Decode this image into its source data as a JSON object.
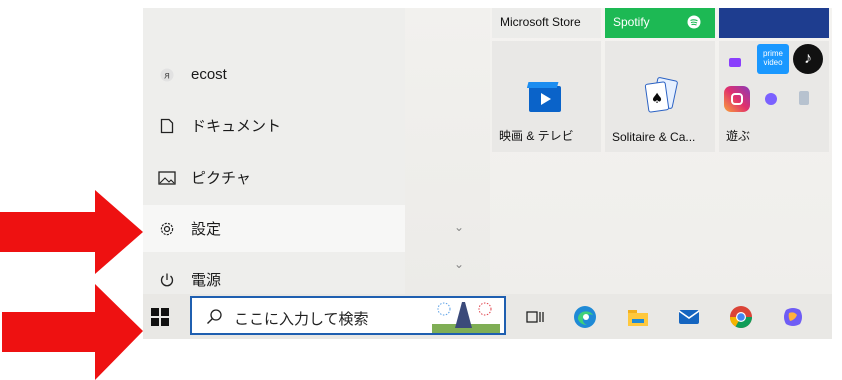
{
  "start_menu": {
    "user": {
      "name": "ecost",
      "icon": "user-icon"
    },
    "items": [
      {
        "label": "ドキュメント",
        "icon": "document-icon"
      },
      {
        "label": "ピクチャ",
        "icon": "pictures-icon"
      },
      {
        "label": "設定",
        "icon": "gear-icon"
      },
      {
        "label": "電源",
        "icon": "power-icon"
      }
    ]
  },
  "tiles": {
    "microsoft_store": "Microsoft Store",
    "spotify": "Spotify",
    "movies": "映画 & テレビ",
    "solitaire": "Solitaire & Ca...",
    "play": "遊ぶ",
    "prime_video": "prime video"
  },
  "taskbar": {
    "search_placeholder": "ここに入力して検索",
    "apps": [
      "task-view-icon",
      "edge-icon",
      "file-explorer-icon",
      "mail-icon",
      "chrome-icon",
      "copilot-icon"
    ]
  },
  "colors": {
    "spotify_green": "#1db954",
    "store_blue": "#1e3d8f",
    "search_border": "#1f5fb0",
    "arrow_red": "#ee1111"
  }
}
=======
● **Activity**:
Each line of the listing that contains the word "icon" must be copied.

● **Your solution**:
      "icon": "user-icon"
        "icon": "document-icon"
        "icon": "pictures-icon"
        "icon": "gear-icon"
        "icon": "power-icon"
      "task-view-icon",
      "edge-icon",
      "file-explorer-icon",
      "mail-icon",
      "chrome-icon",
      "copilot-icon"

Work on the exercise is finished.